▶ Your task:
When the word "this" shows up in a line of the data below, copy that whole line.

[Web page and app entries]
┄┄┄┄┄┄

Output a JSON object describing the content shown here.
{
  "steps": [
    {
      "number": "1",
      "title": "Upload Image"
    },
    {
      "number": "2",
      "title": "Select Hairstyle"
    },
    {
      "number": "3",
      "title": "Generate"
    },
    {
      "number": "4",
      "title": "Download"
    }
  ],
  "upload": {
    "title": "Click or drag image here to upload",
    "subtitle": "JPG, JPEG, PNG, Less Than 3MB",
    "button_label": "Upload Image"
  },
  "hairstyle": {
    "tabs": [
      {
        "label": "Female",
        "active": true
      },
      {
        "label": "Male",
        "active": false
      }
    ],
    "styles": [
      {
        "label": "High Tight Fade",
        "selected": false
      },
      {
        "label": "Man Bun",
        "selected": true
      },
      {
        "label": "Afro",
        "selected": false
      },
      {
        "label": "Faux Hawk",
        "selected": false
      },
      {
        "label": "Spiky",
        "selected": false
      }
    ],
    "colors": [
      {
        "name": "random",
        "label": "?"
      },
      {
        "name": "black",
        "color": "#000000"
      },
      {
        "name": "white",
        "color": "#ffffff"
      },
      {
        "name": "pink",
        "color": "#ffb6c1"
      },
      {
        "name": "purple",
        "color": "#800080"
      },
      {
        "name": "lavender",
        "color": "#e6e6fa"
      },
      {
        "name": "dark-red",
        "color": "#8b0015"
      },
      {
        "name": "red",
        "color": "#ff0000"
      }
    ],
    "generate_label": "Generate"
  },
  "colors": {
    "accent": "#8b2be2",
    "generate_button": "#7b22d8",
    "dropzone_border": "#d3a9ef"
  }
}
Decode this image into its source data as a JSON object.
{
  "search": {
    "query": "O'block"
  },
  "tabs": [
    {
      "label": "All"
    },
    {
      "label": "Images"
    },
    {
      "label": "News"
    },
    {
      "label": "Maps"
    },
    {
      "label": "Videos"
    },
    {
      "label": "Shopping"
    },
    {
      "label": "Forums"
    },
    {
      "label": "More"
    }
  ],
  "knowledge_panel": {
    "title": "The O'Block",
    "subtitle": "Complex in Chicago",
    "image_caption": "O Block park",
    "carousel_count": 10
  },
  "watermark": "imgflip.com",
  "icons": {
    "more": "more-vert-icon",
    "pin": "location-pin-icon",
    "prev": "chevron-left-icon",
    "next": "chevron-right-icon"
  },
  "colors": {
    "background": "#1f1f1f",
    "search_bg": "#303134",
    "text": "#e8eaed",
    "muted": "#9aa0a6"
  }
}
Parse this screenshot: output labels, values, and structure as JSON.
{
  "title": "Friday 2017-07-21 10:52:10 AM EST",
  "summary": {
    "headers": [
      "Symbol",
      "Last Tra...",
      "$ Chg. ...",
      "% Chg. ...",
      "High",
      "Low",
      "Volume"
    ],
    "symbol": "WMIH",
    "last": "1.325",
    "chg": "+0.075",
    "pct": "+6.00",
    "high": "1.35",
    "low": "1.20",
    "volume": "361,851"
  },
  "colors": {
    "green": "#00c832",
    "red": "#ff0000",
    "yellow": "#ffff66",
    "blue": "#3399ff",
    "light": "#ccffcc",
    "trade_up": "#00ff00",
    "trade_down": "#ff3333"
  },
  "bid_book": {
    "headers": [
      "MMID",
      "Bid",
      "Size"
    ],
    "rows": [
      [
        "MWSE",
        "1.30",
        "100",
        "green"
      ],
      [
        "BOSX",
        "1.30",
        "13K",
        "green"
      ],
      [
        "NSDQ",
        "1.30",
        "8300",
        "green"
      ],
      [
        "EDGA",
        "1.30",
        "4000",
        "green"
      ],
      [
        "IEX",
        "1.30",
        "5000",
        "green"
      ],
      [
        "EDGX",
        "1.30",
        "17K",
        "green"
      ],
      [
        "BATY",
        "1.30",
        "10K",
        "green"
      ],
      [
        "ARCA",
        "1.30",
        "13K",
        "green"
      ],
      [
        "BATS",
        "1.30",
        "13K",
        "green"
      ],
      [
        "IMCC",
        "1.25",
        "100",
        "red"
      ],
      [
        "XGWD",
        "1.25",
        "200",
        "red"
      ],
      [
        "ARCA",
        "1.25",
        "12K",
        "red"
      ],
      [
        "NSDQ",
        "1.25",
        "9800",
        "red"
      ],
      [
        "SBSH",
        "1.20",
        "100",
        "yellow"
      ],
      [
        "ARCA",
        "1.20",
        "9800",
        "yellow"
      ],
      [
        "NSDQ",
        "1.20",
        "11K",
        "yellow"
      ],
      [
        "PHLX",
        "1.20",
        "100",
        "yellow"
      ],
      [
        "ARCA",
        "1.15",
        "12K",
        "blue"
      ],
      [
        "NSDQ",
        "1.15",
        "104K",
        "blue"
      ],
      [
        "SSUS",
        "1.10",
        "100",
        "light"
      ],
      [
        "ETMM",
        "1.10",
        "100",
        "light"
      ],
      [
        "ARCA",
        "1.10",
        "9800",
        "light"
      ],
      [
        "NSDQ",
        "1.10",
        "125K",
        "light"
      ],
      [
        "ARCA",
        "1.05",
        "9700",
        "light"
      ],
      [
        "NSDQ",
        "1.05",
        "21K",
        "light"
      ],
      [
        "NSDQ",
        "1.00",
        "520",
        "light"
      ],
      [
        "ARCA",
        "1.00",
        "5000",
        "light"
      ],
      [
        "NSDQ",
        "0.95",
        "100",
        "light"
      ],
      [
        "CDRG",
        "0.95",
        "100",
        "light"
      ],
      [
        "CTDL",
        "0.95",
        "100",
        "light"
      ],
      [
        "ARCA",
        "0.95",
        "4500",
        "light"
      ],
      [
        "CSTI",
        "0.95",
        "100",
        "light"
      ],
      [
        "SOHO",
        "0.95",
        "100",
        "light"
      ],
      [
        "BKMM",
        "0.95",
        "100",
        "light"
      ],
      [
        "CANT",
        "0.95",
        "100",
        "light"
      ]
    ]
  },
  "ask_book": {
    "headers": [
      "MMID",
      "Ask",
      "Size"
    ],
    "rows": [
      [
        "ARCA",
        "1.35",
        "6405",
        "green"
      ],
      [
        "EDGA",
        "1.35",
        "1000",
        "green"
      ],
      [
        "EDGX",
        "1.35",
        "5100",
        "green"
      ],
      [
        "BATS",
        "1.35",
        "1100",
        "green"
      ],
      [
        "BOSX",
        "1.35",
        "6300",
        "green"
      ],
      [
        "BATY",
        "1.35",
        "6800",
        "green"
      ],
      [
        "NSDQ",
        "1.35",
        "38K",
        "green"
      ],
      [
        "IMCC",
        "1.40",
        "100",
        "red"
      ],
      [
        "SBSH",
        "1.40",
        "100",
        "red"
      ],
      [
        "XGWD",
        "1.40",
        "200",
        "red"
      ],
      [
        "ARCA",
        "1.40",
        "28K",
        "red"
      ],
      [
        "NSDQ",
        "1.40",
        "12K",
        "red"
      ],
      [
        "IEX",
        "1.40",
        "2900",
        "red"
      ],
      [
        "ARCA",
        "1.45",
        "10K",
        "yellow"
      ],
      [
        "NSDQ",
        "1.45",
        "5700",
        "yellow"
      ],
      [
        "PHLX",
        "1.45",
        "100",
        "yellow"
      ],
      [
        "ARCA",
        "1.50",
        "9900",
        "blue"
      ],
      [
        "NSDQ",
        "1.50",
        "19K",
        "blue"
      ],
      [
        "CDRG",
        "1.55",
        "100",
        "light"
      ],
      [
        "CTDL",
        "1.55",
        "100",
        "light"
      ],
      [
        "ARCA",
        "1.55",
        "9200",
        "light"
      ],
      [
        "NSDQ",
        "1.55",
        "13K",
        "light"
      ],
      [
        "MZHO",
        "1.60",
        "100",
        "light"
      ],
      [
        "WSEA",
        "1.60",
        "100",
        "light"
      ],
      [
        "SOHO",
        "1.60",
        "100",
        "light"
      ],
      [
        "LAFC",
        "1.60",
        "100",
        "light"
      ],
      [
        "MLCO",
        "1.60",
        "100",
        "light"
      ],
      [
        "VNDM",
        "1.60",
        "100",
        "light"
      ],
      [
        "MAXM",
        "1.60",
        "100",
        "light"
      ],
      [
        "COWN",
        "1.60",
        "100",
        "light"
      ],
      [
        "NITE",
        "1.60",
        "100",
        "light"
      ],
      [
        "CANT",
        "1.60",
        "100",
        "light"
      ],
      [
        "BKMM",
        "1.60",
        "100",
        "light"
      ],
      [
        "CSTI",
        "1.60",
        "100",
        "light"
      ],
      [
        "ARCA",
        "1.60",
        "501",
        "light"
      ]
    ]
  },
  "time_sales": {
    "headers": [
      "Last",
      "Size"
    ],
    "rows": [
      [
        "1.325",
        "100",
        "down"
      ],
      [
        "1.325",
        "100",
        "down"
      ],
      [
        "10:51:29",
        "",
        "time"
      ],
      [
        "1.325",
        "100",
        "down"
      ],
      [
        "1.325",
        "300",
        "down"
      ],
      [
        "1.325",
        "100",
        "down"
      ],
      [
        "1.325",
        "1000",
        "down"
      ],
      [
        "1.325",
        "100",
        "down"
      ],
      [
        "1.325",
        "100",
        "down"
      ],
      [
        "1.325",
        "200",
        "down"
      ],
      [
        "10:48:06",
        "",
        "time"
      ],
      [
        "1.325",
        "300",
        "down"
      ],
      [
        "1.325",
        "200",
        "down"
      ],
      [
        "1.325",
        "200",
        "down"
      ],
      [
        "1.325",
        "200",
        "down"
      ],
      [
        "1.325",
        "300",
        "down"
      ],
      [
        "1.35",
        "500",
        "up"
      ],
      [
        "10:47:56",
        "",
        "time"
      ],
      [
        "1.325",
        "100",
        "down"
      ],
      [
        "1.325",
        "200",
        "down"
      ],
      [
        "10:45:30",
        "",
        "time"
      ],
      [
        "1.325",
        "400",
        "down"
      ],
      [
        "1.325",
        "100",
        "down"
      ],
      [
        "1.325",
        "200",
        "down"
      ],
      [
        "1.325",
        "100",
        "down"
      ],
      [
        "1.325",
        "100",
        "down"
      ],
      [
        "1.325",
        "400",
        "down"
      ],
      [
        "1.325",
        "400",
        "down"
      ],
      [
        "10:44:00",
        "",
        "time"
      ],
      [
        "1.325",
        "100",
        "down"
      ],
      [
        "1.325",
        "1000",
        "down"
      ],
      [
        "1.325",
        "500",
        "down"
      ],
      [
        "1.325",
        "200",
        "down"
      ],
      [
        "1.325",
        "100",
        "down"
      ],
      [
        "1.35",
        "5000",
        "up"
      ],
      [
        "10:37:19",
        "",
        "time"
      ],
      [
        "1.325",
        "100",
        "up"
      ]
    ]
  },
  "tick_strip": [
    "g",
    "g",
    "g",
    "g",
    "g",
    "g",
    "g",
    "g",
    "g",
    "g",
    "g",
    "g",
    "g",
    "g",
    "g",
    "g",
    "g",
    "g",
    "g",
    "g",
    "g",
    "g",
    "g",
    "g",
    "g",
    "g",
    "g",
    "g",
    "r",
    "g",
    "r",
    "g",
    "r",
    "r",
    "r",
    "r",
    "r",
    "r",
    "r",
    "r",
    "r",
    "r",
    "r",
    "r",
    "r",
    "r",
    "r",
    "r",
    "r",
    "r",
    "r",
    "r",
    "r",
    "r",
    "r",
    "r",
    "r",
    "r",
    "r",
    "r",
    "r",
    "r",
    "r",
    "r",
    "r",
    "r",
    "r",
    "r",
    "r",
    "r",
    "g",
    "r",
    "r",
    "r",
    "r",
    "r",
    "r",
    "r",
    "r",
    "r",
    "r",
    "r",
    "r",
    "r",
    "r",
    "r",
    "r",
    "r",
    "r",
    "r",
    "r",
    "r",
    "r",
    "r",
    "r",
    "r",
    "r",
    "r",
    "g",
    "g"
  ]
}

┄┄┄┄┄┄

▶ Response area:
Decode this image into its source data as a JSON object.
Parse this screenshot: output labels, values, and structure as JSON.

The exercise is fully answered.